What needs to be done: From the listing below, pull out all lines with "name" in them.

Supplied information:
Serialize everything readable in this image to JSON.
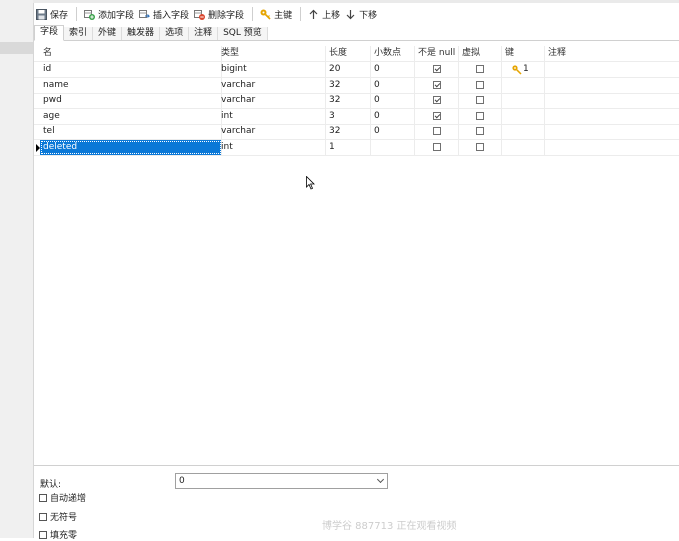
{
  "toolbar": {
    "save": "保存",
    "add_field": "添加字段",
    "insert_field": "插入字段",
    "delete_field": "删除字段",
    "primary_key": "主键",
    "move_up": "上移",
    "move_down": "下移"
  },
  "tabs": [
    {
      "label": "字段",
      "active": true
    },
    {
      "label": "索引",
      "active": false
    },
    {
      "label": "外键",
      "active": false
    },
    {
      "label": "触发器",
      "active": false
    },
    {
      "label": "选项",
      "active": false
    },
    {
      "label": "注释",
      "active": false
    },
    {
      "label": "SQL 预览",
      "active": false
    }
  ],
  "grid": {
    "headers": [
      "名",
      "类型",
      "长度",
      "小数点",
      "不是 null",
      "虚拟",
      "键",
      "注释"
    ],
    "rows": [
      {
        "name": "id",
        "type": "bigint",
        "length": "20",
        "decimal": "0",
        "not_null": true,
        "virtual": false,
        "key": "1",
        "comment": ""
      },
      {
        "name": "name",
        "type": "varchar",
        "length": "32",
        "decimal": "0",
        "not_null": true,
        "virtual": false,
        "key": "",
        "comment": ""
      },
      {
        "name": "pwd",
        "type": "varchar",
        "length": "32",
        "decimal": "0",
        "not_null": true,
        "virtual": false,
        "key": "",
        "comment": ""
      },
      {
        "name": "age",
        "type": "int",
        "length": "3",
        "decimal": "0",
        "not_null": true,
        "virtual": false,
        "key": "",
        "comment": ""
      },
      {
        "name": "tel",
        "type": "varchar",
        "length": "32",
        "decimal": "0",
        "not_null": false,
        "virtual": false,
        "key": "",
        "comment": ""
      },
      {
        "name": "deleted",
        "type": "int",
        "length": "1",
        "decimal": "",
        "not_null": false,
        "virtual": false,
        "key": "",
        "comment": ""
      }
    ],
    "selected_row": 5
  },
  "properties": {
    "default_label": "默认:",
    "default_value": "0",
    "auto_increment": "自动递增",
    "unsigned": "无符号",
    "zerofill": "填充零"
  },
  "watermark": "博学谷 887713 正在观看视频",
  "colors": {
    "selection": "#0a78d7",
    "key_icon": "#e6a400"
  }
}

Reply to the exercise:
        "name": "id",
        "name": "name",
        "name": "pwd",
        "name": "age",
        "name": "tel",
        "name": "deleted",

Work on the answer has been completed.